What is required: Select from the records below every line that has the word "datetime" in it.

Information provided:
------------------------------------

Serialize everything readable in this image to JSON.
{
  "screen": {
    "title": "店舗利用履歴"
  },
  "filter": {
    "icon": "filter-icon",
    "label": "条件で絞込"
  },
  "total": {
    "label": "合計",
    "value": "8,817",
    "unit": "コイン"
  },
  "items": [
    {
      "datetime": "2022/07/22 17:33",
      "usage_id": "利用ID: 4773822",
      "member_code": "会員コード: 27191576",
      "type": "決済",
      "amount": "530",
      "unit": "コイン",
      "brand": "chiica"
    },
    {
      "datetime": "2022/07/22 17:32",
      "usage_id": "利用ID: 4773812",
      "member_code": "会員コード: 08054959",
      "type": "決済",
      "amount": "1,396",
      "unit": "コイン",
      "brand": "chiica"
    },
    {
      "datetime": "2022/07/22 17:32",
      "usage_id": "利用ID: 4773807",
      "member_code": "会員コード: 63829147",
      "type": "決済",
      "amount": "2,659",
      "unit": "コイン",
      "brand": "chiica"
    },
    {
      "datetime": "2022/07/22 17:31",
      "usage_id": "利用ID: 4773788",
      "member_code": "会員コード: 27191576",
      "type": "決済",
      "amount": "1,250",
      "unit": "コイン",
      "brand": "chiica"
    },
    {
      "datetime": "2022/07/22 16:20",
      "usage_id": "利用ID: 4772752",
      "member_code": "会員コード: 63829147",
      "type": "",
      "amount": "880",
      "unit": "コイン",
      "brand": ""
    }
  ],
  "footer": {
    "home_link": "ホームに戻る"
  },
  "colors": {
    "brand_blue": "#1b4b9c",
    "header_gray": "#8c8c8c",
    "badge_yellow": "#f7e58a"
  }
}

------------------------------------

Result of the exercise:
      "datetime": "2022/07/22 17:33",
      "datetime": "2022/07/22 17:32",
      "datetime": "2022/07/22 17:32",
      "datetime": "2022/07/22 17:31",
      "datetime": "2022/07/22 16:20",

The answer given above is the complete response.